Edwyn Collins is a musician best known around the world for his huge hit single A Girl Like You, in the mid-nineties; he had also been in a band in the eighties called Orange Juice whose biggest song was Rip It Up. Though he had enjoyed his share of success, he was more or less a cult artiste with a small but loyal following, but he did very well on those terms. Then tragedy struck: in 2005, he suffered two massive strokes, and was landed in a coma from which prospects looked bleak of him ever recovering, and even if he did he would be impaired, but as he lay in his hospital bed, his partner Grace Maxwell would speak to him, encouraging him to recover. Somehow, slowly but surely, he returned to the land of the living...
Don't go in to The Possibilities Are Endless expecting a medical documentary, it was far closer to a poetic work which took impressions of Collins' life and gradual managing to cope with his illness and coupled it with shots of the countryside and seascape around his Scottish home, the place where he felt most at peace having had fond memories of his childhood spent there. The photography drew you in to a curiously meditative state as we considered what the stroke had inflicted on Collins and what he considered made life worth continuing with, which spurred him on not simply to exist as a conscious being, but also a creative one who could express himself with his music.
One of the strange aspects of his affliction was that while he had trouble speaking and holding a conversation, or at least stringing his words together when they seemed unable to break out of his mind, he was able to sing fairly well, almost as well as he could before. But the mysteries of what a stroke can do to the brain are not precisely understood, and why it can affect some elements of your memory and personality while leaving others intact was not delved into here, merely presented as one element of its subject's condition, one he would have to live with for the rest of his days. We see he has some difficulty walking (he uses a cane) but as the film closes that he is mobile, which is more than he was in '05.
The speech was rather more awkward, however, as while it was clear directors James Hall and Edward Lovelace had used his most coherent observations as part of the narration on the soundtrack, there were times when they showed Collins struggling to make himself understood, getting into a frustrating cycle of words and phrases that he could not, try as he might, join up into understandable speech. Another clear thing was that he was lucky to be alive, and though the stroke had altered his personality, enough of the old Edwyn was there, forcing his way through his fog of confusion, to make us thankful he was not doomed to live out his remaining years as a vegetable, for which death may well have been a blessing, unpalatable as that may seem.

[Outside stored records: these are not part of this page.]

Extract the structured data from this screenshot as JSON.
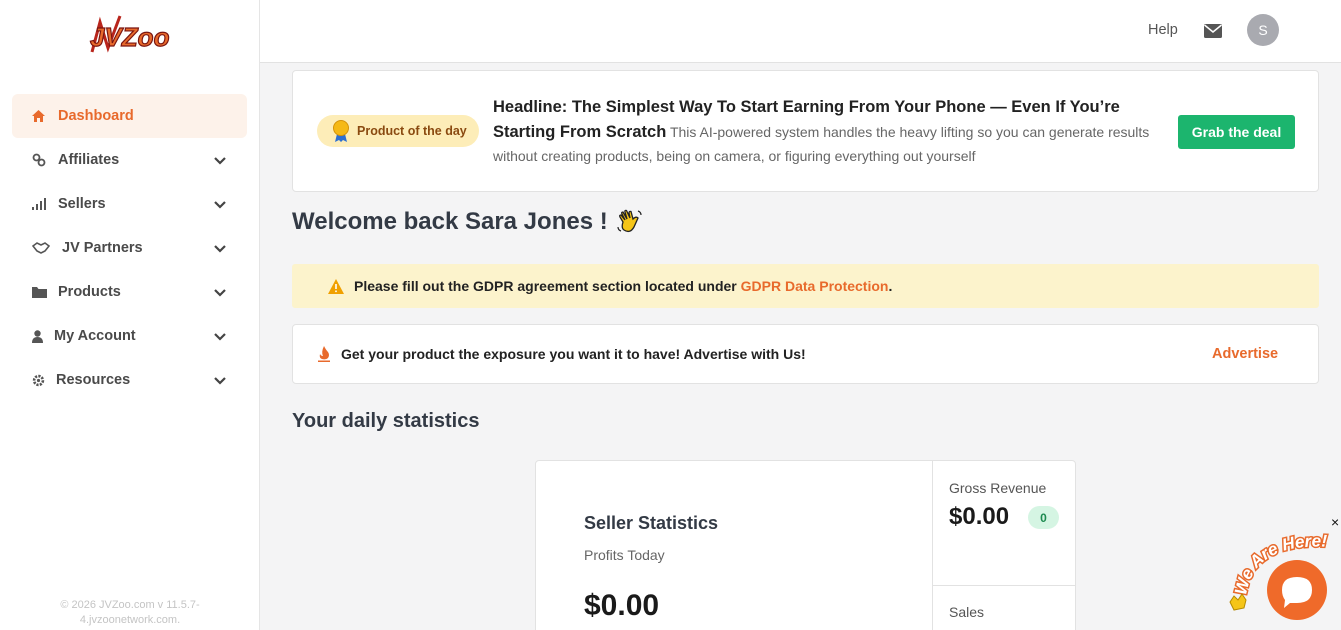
{
  "brand": {
    "logo_text": "JVZoo",
    "accent": "#e86a2c"
  },
  "sidebar": {
    "items": [
      {
        "label": "Dashboard",
        "icon": "home-icon",
        "active": true,
        "expandable": false
      },
      {
        "label": "Affiliates",
        "icon": "link-icon",
        "active": false,
        "expandable": true
      },
      {
        "label": "Sellers",
        "icon": "signal-icon",
        "active": false,
        "expandable": true
      },
      {
        "label": "JV Partners",
        "icon": "handshake-icon",
        "active": false,
        "expandable": true
      },
      {
        "label": "Products",
        "icon": "folder-icon",
        "active": false,
        "expandable": true
      },
      {
        "label": "My Account",
        "icon": "user-icon",
        "active": false,
        "expandable": true
      },
      {
        "label": "Resources",
        "icon": "gear-icon",
        "active": false,
        "expandable": true
      }
    ],
    "footer": "© 2026 JVZoo.com v 11.5.7-4.jvzoonetwork.com."
  },
  "header": {
    "help_label": "Help",
    "avatar_initial": "S"
  },
  "product_of_day": {
    "badge": "Product of the day",
    "headline": "Headline: The Simplest Way To Start Earning From Your Phone — Even If You’re Starting From Scratch",
    "description": "This AI-powered system handles the heavy lifting so you can generate results without creating products, being on camera, or figuring everything out yourself",
    "button": "Grab the deal"
  },
  "welcome": {
    "text": "Welcome back Sara Jones !"
  },
  "gdpr_alert": {
    "text": "Please fill out the GDPR agreement section located under",
    "link": "GDPR Data Protection",
    "suffix": "."
  },
  "advertise": {
    "text": "Get your product the exposure you want it to have! Advertise with Us!",
    "link": "Advertise"
  },
  "daily_stats": {
    "title": "Your daily statistics",
    "seller": {
      "title": "Seller Statistics",
      "subtitle": "Profits Today",
      "value": "$0.00"
    },
    "gross_revenue": {
      "label": "Gross Revenue",
      "value": "$0.00",
      "count": "0"
    },
    "sales": {
      "label": "Sales"
    }
  },
  "chat": {
    "bubble_text": "We Are Here!",
    "close": "×"
  }
}
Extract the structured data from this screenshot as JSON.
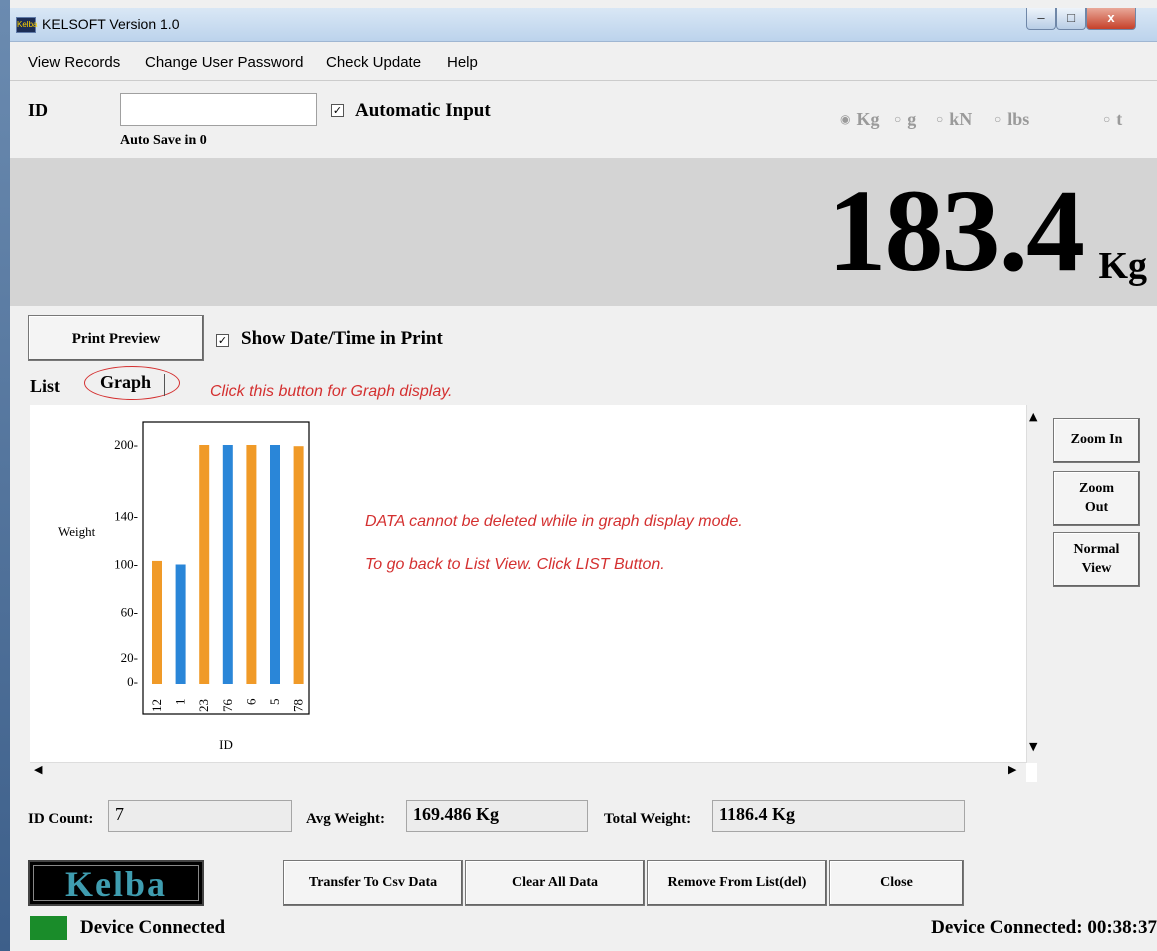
{
  "window": {
    "title": "KELSOFT Version 1.0",
    "icon_text": "Kelba",
    "controls": {
      "minimize": "–",
      "maximize": "□",
      "close": "x"
    }
  },
  "menu": [
    "View Records",
    "Change User Password",
    "Check Update",
    "Help"
  ],
  "input_panel": {
    "id_label": "ID",
    "id_value": "",
    "autosave": "Auto Save in 0",
    "automatic_input_label": "Automatic Input",
    "automatic_input_checked": true,
    "units": [
      {
        "label": "Kg",
        "selected": true
      },
      {
        "label": "g",
        "selected": false
      },
      {
        "label": "kN",
        "selected": false
      },
      {
        "label": "lbs",
        "selected": false
      },
      {
        "label": "t",
        "selected": false
      }
    ]
  },
  "display": {
    "weight": "183.4",
    "unit": "Kg"
  },
  "print": {
    "preview_label": "Print Preview",
    "show_datetime_label": "Show Date/Time in Print",
    "show_datetime_checked": true
  },
  "tabs": {
    "list": "List",
    "graph": "Graph"
  },
  "hint": "Click this button for Graph display.",
  "messages": {
    "line1": "DATA cannot be deleted while in graph display mode.",
    "line2": "To go back to List View. Click LIST Button."
  },
  "chart_data": {
    "type": "bar",
    "xlabel": "ID",
    "ylabel": "Weight",
    "categories": [
      "12",
      "1",
      "23",
      "76",
      "6",
      "5",
      "78"
    ],
    "values": [
      103,
      100,
      200,
      200,
      200,
      200,
      199
    ],
    "colors": [
      "#f09a28",
      "#2a86d8",
      "#f09a28",
      "#2a86d8",
      "#f09a28",
      "#2a86d8",
      "#f09a28"
    ],
    "yticks": [
      "200-",
      "140-",
      "100-",
      "60-",
      "20-",
      "0-"
    ],
    "ylim": [
      0,
      200
    ]
  },
  "side_buttons": {
    "zoom_in": "Zoom In",
    "zoom_out": "Zoom Out",
    "normal_view": "Normal View"
  },
  "stats": {
    "id_count_label": "ID Count:",
    "id_count": "7",
    "avg_label": "Avg Weight:",
    "avg": "169.486 Kg",
    "total_label": "Total Weight:",
    "total": "1186.4 Kg"
  },
  "logo_text": "Kelba",
  "actions": {
    "transfer": "Transfer To Csv Data",
    "clear": "Clear All Data",
    "remove": "Remove From List(del)",
    "close": "Close"
  },
  "status": {
    "left": "Device Connected",
    "right": "Device Connected: 00:38:37",
    "led_color": "#1a8c2a"
  }
}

The directors assembled a collection of clips from Collins' career as documented on television, so this started with him bright as a button promoting his biggest hit on a U.S. chat show, and interspersed later were bits and pieces of concert footage, Top of the Pops appearances, and past interview footage to offer us an idea of what he was like before. They visited his West Heath Studios (site of his self-starring, incredibly obscure sitcom West Heath Yard, which was a good gauge of his sense of humour) where he tried to bring to mind what it was he had done there to create his music, but the most restful scenes were those on the Scottish coast where he made his home. But this was not exclusively about Edwyn: always by his side, loyal to a fault, was Grace, an inspirational figure and one to aspire to have in your life should a serious illness befall you. This was testament to her tenacious attitude to keeping him alive, and the most moving scenes were where she demonstrated her unwavering support, no matter how life had been treating them, in a documentary that was not information heavy, but was strong on mood.